Return all entries precisely as they stand, without the images.

**** Data for this exercise

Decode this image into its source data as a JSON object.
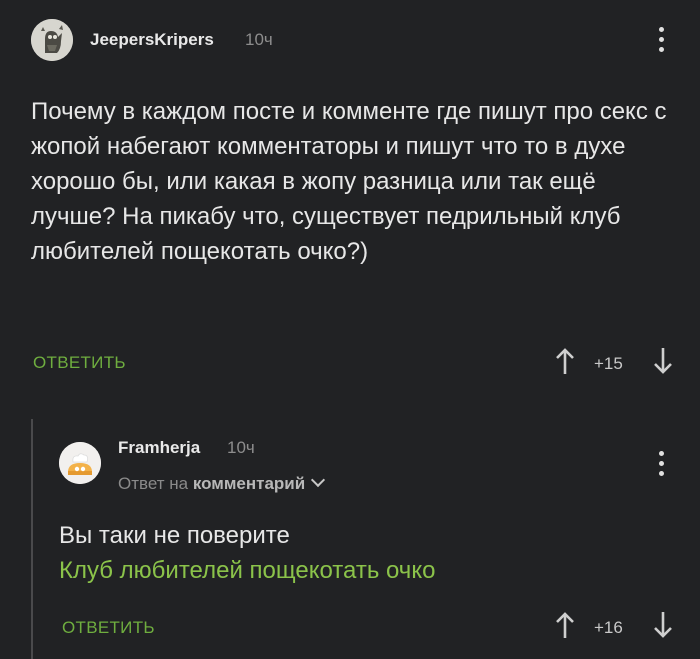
{
  "comments": [
    {
      "username": "JeepersKripers",
      "time": "10ч",
      "text": "Почему в каждом посте и комменте где пишут про секс с жопой набегают комментаторы и пишут что то в духе хорошо бы, или какая в жопу разница или так ещё лучше? На пикабу что, существует педрильный клуб любителей пощекотать очко?)",
      "reply_label": "ОТВЕТИТЬ",
      "score": "+15"
    },
    {
      "username": "Framherja",
      "time": "10ч",
      "reply_to_prefix": "Ответ на",
      "reply_to_target": "комментарий",
      "text_line1": "Вы таки не поверите",
      "text_link": "Клуб любителей пощекотать очко",
      "reply_label": "ОТВЕТИТЬ",
      "score": "+16"
    }
  ],
  "colors": {
    "background": "#212224",
    "accent_green": "#8bc34a",
    "reply_green": "#6fae3f"
  },
  "icons": {
    "more": "more-vertical-icon",
    "upvote": "arrow-up-icon",
    "downvote": "arrow-down-icon",
    "expand": "chevron-down-icon"
  }
}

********

**Reply to the exercise:**
Decode this image into its source data as a JSON object.
{
  "comments": [
    {
      "username": "JeepersKripers",
      "time": "10ч",
      "text": "Почему в каждом посте и комменте где пишут про секс с жопой набегают комментаторы и пишут что то в духе хорошо бы, или какая в жопу разница или так ещё лучше? На пикабу что, существует педрильный клуб любителей пощекотать очко?)",
      "reply_label": "ОТВЕТИТЬ",
      "score": "+15"
    },
    {
      "username": "Framherja",
      "time": "10ч",
      "reply_to_prefix": "Ответ на",
      "reply_to_target": "комментарий",
      "text_line1": "Вы таки не поверите",
      "text_link": "Клуб любителей пощекотать очко",
      "reply_label": "ОТВЕТИТЬ",
      "score": "+16"
    }
  ],
  "colors": {
    "background": "#212224",
    "accent_green": "#8bc34a",
    "reply_green": "#6fae3f"
  },
  "icons": {
    "more": "more-vertical-icon",
    "upvote": "arrow-up-icon",
    "downvote": "arrow-down-icon",
    "expand": "chevron-down-icon"
  }
}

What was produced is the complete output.